- _Aim of the task_
Below are the records. List every line holding the word "MassnahmeempfängerIn".

Records for this exercise: Begin

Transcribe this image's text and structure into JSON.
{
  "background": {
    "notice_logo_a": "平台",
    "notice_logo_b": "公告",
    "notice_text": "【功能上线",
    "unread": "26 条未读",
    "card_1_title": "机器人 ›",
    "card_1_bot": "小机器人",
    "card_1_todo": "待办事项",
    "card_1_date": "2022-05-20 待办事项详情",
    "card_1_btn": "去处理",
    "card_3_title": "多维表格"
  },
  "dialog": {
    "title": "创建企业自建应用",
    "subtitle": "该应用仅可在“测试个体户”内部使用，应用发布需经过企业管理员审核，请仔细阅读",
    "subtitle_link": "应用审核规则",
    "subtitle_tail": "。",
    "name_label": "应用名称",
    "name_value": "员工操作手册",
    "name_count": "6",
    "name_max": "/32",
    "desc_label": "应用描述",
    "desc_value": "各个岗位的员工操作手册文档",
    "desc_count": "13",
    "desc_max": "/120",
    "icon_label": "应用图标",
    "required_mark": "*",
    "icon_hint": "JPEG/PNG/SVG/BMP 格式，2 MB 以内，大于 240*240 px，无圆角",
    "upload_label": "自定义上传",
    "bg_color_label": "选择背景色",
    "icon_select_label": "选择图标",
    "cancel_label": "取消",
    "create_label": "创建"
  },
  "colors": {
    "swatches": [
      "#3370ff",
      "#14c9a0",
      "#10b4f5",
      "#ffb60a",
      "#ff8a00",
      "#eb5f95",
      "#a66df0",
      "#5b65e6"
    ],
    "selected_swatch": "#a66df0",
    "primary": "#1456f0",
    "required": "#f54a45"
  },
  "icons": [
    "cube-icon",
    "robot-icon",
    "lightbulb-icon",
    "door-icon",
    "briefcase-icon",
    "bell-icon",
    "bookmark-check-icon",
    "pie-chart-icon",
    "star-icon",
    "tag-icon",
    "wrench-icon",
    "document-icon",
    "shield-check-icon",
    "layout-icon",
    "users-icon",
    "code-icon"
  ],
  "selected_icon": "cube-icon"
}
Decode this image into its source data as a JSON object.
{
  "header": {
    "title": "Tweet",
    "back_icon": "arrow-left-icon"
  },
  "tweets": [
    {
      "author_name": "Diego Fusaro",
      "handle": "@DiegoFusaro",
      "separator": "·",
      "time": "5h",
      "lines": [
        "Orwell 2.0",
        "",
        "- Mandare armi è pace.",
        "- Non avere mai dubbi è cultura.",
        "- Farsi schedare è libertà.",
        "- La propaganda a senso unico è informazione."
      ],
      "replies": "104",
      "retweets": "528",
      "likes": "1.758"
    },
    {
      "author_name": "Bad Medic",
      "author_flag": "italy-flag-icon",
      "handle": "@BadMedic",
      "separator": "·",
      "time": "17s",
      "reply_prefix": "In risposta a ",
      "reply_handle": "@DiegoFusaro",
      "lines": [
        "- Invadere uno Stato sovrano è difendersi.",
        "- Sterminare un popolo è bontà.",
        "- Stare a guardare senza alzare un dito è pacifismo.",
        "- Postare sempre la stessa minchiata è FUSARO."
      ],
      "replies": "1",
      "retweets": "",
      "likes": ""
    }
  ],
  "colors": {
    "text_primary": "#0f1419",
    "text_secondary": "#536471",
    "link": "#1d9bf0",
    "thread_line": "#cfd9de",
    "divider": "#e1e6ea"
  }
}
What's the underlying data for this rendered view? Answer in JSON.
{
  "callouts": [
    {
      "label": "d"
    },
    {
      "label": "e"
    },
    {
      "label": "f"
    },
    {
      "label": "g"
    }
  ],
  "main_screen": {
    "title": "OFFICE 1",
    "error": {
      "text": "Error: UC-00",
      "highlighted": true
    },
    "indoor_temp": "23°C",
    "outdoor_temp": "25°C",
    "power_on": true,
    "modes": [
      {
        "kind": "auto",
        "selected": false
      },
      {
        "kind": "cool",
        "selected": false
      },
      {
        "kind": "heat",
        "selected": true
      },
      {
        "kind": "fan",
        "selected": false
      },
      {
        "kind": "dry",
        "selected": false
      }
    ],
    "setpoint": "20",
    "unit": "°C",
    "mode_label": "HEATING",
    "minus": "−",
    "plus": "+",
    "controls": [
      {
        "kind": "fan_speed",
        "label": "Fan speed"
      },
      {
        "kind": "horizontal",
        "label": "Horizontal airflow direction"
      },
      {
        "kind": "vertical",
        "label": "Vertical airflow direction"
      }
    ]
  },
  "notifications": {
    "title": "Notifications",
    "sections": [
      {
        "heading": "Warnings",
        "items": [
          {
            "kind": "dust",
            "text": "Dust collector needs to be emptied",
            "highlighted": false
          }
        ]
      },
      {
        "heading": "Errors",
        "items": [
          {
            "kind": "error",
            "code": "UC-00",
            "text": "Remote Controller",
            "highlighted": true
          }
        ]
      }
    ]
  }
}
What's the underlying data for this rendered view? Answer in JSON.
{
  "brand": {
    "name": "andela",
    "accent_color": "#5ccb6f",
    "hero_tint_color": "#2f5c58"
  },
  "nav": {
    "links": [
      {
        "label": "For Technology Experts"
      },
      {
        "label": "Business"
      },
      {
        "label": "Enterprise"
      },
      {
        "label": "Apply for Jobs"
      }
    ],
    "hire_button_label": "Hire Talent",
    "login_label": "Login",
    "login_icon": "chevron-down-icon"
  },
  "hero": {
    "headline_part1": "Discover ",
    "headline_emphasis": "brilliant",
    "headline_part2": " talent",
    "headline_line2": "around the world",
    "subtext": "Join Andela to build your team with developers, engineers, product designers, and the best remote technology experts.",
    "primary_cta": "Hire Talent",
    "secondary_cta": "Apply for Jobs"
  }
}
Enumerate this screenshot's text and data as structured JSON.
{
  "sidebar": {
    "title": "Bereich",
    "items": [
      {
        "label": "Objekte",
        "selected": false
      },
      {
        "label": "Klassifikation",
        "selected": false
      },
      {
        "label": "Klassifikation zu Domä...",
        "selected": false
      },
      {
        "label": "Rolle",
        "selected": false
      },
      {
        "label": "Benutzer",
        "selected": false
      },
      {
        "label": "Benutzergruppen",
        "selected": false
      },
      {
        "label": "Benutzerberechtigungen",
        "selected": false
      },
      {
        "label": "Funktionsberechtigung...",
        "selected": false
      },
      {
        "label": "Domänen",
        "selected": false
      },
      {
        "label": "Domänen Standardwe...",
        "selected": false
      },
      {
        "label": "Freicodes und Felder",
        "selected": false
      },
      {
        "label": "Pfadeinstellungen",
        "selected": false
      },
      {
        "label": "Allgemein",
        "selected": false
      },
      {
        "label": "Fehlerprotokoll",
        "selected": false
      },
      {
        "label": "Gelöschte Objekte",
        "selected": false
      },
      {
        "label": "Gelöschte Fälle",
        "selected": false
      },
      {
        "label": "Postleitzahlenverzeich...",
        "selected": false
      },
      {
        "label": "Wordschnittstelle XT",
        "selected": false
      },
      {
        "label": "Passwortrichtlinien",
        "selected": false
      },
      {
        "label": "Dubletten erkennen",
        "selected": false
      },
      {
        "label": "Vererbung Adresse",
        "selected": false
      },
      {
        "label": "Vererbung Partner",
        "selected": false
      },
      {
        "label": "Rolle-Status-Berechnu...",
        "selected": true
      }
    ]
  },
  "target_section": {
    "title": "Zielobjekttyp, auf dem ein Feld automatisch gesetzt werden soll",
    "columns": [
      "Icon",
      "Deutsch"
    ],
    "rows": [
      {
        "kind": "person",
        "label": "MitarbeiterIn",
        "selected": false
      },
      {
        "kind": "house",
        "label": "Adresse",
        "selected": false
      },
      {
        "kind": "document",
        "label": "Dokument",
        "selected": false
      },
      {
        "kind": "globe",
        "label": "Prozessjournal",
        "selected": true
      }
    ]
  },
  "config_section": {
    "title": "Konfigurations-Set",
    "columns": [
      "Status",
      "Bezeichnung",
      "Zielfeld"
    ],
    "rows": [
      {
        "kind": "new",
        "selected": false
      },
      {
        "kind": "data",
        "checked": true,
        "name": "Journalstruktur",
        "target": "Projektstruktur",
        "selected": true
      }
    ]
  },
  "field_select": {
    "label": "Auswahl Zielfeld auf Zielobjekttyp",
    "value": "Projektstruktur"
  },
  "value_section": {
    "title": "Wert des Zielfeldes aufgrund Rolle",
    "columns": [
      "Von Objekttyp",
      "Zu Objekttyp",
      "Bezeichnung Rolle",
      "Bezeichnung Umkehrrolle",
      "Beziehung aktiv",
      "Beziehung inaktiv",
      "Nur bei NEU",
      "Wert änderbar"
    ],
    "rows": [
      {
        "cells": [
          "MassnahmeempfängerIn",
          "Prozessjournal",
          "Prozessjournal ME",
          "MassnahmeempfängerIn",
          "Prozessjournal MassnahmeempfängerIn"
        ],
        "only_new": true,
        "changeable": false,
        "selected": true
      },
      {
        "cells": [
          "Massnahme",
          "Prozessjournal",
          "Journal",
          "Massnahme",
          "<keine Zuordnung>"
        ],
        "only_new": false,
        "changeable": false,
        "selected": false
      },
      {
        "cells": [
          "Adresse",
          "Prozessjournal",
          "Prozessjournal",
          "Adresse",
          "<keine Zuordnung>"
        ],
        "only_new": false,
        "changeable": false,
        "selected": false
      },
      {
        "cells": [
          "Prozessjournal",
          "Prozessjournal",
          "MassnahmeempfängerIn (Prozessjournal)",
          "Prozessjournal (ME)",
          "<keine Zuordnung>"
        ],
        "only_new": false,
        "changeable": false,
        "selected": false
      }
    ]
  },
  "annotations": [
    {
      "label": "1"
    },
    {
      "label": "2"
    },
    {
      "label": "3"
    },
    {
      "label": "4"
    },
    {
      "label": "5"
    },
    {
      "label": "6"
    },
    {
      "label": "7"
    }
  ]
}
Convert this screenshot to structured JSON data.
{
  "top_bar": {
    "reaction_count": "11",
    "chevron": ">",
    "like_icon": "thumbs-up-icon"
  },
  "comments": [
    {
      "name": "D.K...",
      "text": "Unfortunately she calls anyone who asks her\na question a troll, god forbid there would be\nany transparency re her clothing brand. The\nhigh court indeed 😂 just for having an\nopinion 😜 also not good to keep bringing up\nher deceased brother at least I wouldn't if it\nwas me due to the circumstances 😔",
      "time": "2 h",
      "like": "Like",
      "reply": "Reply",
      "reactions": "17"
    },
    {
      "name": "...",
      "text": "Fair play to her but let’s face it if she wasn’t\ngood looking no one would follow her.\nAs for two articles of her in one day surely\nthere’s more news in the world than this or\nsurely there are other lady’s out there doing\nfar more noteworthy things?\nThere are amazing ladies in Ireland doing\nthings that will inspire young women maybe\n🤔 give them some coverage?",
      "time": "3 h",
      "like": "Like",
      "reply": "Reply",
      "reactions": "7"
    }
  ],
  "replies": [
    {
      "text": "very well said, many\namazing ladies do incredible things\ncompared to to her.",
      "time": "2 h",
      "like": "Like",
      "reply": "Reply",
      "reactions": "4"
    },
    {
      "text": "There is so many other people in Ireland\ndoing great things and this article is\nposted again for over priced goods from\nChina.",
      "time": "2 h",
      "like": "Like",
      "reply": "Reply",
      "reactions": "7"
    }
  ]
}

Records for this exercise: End

- _Your solution_
          "MassnahmeempfängerIn",
          "MassnahmeempfängerIn",
          "Prozessjournal MassnahmeempfängerIn"
          "MassnahmeempfängerIn (Prozessjournal)",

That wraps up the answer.